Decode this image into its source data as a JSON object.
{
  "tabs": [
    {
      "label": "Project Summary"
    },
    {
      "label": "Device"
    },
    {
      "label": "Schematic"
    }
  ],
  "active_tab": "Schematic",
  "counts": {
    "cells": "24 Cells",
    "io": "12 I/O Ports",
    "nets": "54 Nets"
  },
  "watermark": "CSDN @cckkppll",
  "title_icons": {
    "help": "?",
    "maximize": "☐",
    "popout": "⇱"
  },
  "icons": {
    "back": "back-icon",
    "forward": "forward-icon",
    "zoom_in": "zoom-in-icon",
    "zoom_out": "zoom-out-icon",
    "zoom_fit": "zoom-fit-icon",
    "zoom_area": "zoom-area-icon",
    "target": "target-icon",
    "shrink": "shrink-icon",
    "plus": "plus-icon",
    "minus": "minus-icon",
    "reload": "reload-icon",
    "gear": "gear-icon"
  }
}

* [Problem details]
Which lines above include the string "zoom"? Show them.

* [Answer box]
    "zoom_in": "zoom-in-icon",
    "zoom_out": "zoom-out-icon",
    "zoom_fit": "zoom-fit-icon",
    "zoom_area": "zoom-area-icon",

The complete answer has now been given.